EXCLUSIVE: I’ve learned that Oscar-winning director Kathryn Bigelow in recent weeks has been preparing and starting to cast an indie movie with the working title Kill Bin Laden, while another movie project about the hunt for the Al Queda terrorist leader at a major Hollywood studio stalled back in 2006. Given tonight’s startling news, it’s clear that these may be the timeliest film projects in recent Hollywood history. And judging from tonight’s showbiz phone calls coming into Deadline about Osama bin Laden’s death, I wouldn’t be surprised if the movie studios are anxious to bring these projects to the big screen as soon as possible, updated with the details behind tonight’s successful military mission. Have you seen those spontaneous cheering crowds that formed tonight outside Washington DC’s White House and in NYC’s Times Square as well as around major American cities and small towns? If a patriotic film about this story can tap into these feelings of first helpless horror and then widespread frustration and then successful closure, it could be a real winner at the box office.
Bigelow and Mark Boal, her collaborator on The Hurt Locker, have been mobilizing their film to go into production as their follow-up to that Best Picture Academy Award winner. Their movie as planned was based on an earlier unsuccessful mission to try to kill the Al Qaeda leader responsible for the 9/11 terrorist attack on America as he hid in the border region between Pakistan and Afghanistan. But now they’ve certainly got a celebratory ending to that dramatic story with tonight’s announcement that the U.S. conducted a military operation that killed Bin Laden. Mind you, reps for Bigelow have told me previously that this movie isn’t specifically about the Al Qaeda leader. A lot of details about this film are stilll sketchy and secret, but I’ve heard that Megan Ellison, daughter of Oracle chief Larry Ellison, is ready to fund it. I heard as recently as Friday that Bigelow and Boal were courting Joel Edgerton for the lead actor. Edgerton had been on the short list for two Universal Pictures movie projects in the works, The Bourne Legacy and Snow White And The Huntsman.
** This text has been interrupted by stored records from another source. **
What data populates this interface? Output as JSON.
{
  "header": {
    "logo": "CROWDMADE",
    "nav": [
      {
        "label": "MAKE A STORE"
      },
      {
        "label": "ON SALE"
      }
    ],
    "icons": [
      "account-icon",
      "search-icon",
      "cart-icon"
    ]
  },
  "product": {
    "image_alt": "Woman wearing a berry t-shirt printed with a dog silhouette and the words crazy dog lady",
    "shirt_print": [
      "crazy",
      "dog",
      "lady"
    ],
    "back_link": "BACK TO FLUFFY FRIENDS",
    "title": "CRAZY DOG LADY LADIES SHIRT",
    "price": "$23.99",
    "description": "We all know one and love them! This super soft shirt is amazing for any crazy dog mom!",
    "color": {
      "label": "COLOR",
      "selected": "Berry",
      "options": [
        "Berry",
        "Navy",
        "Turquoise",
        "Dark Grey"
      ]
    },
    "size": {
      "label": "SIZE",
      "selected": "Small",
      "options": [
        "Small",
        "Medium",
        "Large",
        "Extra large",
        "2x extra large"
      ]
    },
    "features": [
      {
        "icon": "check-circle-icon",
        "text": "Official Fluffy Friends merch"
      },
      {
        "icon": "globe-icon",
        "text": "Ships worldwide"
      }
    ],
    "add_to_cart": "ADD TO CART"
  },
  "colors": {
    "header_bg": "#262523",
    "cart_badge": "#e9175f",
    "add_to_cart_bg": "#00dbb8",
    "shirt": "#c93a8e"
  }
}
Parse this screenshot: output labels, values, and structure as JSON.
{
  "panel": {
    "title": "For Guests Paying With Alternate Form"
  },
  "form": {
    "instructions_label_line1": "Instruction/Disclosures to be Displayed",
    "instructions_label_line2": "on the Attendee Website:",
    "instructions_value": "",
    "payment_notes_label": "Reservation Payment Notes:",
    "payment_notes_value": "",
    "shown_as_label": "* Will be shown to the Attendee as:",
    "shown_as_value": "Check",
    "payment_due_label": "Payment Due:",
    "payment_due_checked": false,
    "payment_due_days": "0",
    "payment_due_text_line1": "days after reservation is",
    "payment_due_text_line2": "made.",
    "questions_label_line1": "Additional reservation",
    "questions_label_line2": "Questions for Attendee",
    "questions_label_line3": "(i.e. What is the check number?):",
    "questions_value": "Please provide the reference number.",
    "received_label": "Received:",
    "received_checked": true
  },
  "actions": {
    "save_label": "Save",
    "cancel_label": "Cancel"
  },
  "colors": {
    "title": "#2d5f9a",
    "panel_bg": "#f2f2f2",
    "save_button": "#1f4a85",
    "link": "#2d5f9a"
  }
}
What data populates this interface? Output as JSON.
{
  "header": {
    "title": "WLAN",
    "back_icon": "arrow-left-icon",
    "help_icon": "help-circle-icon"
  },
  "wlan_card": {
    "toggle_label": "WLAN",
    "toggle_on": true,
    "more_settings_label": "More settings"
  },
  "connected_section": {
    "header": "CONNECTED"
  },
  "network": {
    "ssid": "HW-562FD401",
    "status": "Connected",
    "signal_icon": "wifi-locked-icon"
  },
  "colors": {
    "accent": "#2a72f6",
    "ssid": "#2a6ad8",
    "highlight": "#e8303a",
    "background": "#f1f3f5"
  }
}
Meanwhile, back in 2006, Paramount Pictures optioned Jawbreaker, a book by U.S. intelligence operative Gary Berntsen about the December 2001 American-led military mission to hunt and kill Bin Laden right during the opening stages of the 9/11-prompted invasion of Afghanistan that the author as the CIA pointman had helped coordinate with Special Operations Forces. The heavily vetted book detailed how close those forces came to finding and executing Bin Laden in the rugged mountains of Tora Bora until they were pulled back after a decision was made to let Pakistan tribal leaders lead the search — a decision experts felt helped Bin Laden get away. The studio hired The Path To 9/11 scribe Cyrus Nowrasteh